4. Pawn Shops
Pawn shops typically take any collectibles or electronics. It’s the perfect place to bring your new or retro consoles, comic books, trading cards, headphones, controllers, figurines, and basically anything that has some resale value. A pawn shop will give you fast cash in exchange for your items, and can even give you a loan if you need it.
If you’ve seen as many Pawn Star episodes as I have, you’ll know that pawn shops have the tendency to give you lowball prices. Use caution when selling at a pawn shop, and remember that you don’t always have to accept their offer.
The idea of selling on Craigslist might creep you out, especially if you’ve watched too many true crime documentaries. However, most users are completely sane, and actually want to purchase your item (not your body parts).
Craigslist has several categories in the “for sale” section that your geeky tech or collections could fit into—computer parts, electronics, video gaming, and collectibles are just some of the areas where you can place your ad.
Post a few pictures of the item you’re selling, along with a brief description and a reasonable price. Hopefully, someone will inquire about your item and set a pickup date.
6. Akiba Soul
Do you have a crowd of anime figurines standing on your shelf? From Super Saiyan Goku to Kaneki Ken, you’ve collected them all. When you’re ready to let some of them go, head to Akiba Soul. This niche online marketplace will buy your new and pre-owned Japanese figurines.
In order to get a price on your figurine, head to the “Sell” page. Fill out a form about your figurine, and Akiba Soul will get back to you with a preliminary quote. If you like the quote, send your figurine in. You’ll then receive a final quote, and when you accept it, you’ll get paid via PayPal or check.
Unfortunately, Akiba Soul has some limits on the types of figurines it accepts. Prize or trading figurines, high-value figurines, and opened Nendoroids or Figmas are just some of the figurines that Akiba Soul won’t take.
You can sell almost anything on LetGo. I’ve seen everything from custom-built PCs, cars, samurai swords, and even gently used phones. Despite the fact that some items are literal garbage (like the $4 friendship bracelet I just saw), it’s still a quick and easy way to locally sell your tech and collectibles.
LetGo really couldn’t make selling easier. All you have to do is upload pictures, write a description of your item, and it’ll appear in local users’ feeds. If a user is interested, they can send you a quick message with LetGo’s handy chat feature, so there’s no need to give out your phone number. Since LetGo is done completely locally, you won’t have to deal with the hassle of shipping either.
OfferUp pretty much works in the same way as LetGo. You create your own profile and add the items that you want to locally sell.
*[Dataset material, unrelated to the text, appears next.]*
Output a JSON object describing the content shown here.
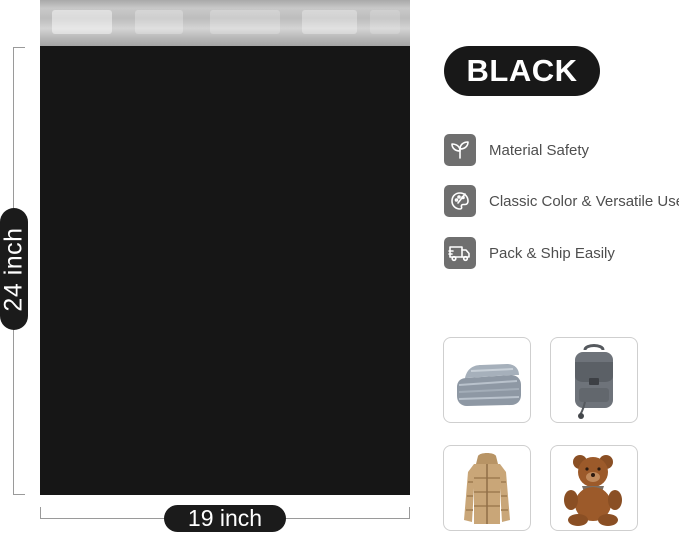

People in your area will see your listing posted, and can message you if they’re interested. Unlike LetGo, OfferUp conveniently allows you to ship your items as well as schedule local pickups.
I’d suggest posting your items on both LetGo and OfferUp. That way, you’ll cover all bases and get the most views on your ad. OfferUp accepts the same variety of items as LetGo—someone near you is bound to appreciate your geeky gadgets. Most people will try to haggle with you, so try to stand your ground.
I hate to mention Facebook, but I have to admit that it has a pretty great way to sell your tech and collectibles. Facebook Marketplace shows all the local deals on electronics, cars, collectibles, and more. All that’s required to sell an item are pictures, a price, and a location.
The best part about Facebook Marketplace is that you know who’s buying your item. If you’re unsure about someone, you can hop on their profile and see if they’re legit.
Your friends can also help you sell your item in a flash. When they see your ad on Facebook Marketplace, they can share it on their page as well.
Clear Out That Clutter!
Selling your unused consoles and unwanted collectibles not only makes your room look cleaner, but it’s a fast way to make money. Who knows, maybe you’ll discover that you have a knack for selling goods.